• Material for this task

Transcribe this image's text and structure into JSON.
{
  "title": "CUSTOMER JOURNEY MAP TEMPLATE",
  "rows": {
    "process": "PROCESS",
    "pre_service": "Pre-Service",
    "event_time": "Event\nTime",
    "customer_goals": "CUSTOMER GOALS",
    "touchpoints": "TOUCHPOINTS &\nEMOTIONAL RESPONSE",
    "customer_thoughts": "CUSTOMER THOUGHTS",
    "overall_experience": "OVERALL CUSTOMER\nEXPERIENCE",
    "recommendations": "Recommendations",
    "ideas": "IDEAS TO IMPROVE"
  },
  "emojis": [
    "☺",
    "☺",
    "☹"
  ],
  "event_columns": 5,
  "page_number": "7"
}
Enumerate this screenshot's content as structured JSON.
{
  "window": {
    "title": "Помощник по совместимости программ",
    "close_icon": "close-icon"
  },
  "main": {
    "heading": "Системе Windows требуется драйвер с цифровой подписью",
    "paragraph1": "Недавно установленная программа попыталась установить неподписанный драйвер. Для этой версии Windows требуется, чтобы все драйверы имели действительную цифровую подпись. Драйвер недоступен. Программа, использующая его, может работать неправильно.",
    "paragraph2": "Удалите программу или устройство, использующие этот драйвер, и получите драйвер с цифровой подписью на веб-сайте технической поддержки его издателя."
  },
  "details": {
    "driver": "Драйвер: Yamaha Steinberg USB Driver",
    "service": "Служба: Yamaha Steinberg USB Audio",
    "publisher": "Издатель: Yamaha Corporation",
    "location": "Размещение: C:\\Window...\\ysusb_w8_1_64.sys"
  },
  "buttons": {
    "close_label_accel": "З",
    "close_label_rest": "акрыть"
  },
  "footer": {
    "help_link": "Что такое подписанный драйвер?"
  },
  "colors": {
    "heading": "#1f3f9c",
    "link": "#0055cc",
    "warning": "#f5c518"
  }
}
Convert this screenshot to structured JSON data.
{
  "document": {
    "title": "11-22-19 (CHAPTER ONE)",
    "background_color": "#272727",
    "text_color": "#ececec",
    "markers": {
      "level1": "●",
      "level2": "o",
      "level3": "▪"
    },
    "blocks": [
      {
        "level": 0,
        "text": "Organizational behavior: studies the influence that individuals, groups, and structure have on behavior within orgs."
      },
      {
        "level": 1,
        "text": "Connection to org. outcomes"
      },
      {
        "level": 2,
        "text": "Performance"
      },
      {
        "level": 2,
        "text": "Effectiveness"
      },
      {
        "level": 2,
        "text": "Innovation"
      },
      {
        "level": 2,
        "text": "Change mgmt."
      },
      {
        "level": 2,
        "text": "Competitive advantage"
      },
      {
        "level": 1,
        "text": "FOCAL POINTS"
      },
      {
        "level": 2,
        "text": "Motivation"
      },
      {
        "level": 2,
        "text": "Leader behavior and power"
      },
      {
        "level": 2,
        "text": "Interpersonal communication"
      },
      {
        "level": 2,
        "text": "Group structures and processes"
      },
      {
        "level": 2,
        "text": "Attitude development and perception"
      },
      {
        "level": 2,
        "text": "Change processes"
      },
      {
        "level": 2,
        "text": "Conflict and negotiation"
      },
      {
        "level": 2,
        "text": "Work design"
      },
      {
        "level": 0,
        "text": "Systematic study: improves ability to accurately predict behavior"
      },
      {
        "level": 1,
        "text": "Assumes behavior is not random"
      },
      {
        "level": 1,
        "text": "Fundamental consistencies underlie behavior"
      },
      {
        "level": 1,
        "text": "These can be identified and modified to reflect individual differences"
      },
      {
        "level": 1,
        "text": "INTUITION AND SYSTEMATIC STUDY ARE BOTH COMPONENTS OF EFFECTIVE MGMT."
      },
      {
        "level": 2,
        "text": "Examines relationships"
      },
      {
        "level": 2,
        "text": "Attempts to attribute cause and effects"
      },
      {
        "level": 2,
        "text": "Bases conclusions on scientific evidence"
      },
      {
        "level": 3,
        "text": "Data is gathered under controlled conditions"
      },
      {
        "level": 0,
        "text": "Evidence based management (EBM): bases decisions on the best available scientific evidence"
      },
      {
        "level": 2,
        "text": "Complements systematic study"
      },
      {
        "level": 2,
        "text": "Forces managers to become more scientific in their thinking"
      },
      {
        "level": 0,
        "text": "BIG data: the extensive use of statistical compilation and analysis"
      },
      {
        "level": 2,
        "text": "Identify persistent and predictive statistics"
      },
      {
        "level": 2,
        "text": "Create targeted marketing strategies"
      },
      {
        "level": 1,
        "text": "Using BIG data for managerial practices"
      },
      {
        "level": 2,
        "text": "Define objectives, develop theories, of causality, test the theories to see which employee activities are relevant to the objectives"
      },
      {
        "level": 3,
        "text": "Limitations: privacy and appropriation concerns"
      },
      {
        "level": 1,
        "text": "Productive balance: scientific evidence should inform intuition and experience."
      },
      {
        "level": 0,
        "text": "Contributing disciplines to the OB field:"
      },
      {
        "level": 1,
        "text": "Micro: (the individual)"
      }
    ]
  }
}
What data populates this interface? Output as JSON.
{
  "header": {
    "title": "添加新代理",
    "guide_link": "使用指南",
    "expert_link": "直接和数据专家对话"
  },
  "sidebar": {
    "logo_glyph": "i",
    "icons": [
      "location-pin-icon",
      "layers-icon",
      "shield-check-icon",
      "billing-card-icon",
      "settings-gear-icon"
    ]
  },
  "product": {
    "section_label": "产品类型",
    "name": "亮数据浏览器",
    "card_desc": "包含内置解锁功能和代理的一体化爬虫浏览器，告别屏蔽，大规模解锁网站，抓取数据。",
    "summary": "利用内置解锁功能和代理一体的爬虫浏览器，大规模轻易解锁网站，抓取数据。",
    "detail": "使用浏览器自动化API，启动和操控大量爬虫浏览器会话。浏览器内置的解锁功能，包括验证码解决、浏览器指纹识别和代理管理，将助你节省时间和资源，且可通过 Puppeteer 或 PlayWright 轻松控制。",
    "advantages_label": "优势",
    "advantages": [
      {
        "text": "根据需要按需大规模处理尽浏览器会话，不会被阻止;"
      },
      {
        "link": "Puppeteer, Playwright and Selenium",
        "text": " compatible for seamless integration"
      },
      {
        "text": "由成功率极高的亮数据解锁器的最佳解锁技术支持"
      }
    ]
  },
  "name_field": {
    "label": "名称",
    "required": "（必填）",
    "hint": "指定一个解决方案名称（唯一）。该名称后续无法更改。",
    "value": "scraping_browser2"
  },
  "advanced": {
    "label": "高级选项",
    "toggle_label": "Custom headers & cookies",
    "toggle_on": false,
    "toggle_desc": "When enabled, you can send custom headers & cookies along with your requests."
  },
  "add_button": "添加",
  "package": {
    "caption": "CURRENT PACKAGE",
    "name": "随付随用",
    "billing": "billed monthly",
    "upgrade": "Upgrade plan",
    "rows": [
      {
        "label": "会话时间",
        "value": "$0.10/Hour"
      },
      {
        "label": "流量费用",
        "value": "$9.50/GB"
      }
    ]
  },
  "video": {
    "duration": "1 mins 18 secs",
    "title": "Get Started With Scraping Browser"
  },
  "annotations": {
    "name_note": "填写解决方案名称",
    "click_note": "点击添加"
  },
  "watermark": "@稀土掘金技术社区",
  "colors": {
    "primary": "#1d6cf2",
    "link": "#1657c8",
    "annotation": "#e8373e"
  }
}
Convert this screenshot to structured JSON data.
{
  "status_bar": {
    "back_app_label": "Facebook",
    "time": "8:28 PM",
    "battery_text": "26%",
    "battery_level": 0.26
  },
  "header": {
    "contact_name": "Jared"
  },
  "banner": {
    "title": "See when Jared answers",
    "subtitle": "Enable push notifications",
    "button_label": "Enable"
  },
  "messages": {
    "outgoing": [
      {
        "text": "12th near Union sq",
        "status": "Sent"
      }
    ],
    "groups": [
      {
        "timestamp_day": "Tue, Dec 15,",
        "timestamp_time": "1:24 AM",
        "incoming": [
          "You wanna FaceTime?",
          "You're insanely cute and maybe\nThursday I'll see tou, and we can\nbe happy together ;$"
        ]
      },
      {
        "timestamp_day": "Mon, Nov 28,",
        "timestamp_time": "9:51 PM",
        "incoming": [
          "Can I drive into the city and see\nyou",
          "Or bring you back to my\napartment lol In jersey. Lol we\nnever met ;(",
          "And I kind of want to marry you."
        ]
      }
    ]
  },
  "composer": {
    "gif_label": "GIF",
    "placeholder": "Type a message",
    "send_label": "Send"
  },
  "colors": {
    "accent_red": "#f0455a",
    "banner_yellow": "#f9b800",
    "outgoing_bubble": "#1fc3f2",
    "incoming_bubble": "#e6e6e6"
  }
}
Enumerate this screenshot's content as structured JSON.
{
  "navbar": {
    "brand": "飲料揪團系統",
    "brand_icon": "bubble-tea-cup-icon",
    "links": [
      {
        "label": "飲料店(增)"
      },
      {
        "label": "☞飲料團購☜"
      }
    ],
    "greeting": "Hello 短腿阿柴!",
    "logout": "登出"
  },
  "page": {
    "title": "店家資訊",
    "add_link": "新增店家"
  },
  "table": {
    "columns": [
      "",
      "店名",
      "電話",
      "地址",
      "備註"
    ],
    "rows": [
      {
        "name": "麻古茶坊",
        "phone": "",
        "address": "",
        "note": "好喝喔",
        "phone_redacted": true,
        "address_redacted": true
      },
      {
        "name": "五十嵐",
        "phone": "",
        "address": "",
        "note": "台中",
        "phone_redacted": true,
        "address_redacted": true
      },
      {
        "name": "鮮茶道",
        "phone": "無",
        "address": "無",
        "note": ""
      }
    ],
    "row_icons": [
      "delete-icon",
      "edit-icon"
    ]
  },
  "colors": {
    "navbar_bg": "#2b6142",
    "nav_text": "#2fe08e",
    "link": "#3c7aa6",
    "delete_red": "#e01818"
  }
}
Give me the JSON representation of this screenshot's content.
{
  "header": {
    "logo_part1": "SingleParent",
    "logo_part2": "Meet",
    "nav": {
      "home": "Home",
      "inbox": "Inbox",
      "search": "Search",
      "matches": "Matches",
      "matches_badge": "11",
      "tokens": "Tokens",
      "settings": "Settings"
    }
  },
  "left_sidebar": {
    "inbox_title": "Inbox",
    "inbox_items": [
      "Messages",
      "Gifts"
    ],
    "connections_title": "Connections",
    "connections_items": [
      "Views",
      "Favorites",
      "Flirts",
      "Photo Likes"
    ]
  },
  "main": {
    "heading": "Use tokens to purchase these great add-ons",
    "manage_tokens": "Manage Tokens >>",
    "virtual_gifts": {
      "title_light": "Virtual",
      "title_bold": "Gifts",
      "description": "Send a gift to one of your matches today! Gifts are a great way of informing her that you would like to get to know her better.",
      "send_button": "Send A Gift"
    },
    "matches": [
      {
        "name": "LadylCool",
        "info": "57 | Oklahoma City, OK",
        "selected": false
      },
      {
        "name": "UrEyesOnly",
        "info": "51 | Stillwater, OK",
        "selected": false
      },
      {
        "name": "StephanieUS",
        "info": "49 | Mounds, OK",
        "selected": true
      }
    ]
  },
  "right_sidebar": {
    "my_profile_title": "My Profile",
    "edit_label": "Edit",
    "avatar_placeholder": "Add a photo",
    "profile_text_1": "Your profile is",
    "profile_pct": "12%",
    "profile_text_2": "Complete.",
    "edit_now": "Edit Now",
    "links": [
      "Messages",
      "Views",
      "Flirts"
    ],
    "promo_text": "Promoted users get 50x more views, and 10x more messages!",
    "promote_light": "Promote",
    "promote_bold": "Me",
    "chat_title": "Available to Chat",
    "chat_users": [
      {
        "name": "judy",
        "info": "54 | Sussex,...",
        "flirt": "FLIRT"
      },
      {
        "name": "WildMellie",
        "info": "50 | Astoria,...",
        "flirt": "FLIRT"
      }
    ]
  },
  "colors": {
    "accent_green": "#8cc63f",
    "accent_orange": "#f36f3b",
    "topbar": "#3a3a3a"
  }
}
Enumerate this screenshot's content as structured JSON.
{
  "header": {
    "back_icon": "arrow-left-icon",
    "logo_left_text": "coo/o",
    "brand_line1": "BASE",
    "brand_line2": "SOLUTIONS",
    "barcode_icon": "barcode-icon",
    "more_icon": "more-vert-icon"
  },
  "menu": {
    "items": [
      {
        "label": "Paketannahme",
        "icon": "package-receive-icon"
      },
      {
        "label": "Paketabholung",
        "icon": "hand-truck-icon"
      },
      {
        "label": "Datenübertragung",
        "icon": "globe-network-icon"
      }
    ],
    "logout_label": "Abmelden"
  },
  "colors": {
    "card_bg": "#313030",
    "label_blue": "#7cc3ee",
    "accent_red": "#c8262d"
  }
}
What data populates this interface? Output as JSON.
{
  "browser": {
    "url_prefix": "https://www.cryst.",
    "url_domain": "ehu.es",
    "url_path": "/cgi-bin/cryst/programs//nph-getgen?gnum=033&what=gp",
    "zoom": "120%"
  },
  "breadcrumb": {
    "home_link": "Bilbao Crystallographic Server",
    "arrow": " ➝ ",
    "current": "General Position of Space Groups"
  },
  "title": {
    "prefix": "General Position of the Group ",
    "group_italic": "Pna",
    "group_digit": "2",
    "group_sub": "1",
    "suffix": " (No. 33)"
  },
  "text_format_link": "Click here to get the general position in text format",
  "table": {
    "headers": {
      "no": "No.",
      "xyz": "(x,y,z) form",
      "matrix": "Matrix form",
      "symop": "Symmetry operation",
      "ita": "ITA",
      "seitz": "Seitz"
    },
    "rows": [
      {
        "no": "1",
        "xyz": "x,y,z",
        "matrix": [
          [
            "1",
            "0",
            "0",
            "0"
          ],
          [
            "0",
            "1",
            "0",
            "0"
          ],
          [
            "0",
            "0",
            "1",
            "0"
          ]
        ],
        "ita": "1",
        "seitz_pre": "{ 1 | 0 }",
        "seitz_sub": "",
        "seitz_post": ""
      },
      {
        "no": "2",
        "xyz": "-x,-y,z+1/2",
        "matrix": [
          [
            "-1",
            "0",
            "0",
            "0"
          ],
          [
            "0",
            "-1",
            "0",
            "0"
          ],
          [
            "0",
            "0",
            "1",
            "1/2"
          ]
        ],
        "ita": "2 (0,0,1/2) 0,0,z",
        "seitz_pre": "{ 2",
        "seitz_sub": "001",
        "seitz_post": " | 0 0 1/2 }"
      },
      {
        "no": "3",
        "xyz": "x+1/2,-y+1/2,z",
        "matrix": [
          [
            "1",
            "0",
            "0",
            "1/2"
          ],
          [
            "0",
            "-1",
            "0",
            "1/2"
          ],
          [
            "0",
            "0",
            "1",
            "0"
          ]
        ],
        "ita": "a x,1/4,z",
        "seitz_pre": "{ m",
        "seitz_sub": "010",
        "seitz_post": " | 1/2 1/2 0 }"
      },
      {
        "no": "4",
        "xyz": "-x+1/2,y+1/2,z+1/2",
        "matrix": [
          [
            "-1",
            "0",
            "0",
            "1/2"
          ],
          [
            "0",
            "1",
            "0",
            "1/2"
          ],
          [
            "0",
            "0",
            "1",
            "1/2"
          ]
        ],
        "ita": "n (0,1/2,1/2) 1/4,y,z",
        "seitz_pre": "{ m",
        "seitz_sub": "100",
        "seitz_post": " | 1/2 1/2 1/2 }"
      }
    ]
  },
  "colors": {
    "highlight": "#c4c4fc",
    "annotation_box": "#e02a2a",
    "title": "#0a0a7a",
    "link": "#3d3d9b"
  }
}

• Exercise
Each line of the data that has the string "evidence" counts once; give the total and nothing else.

• Output of the exercise
3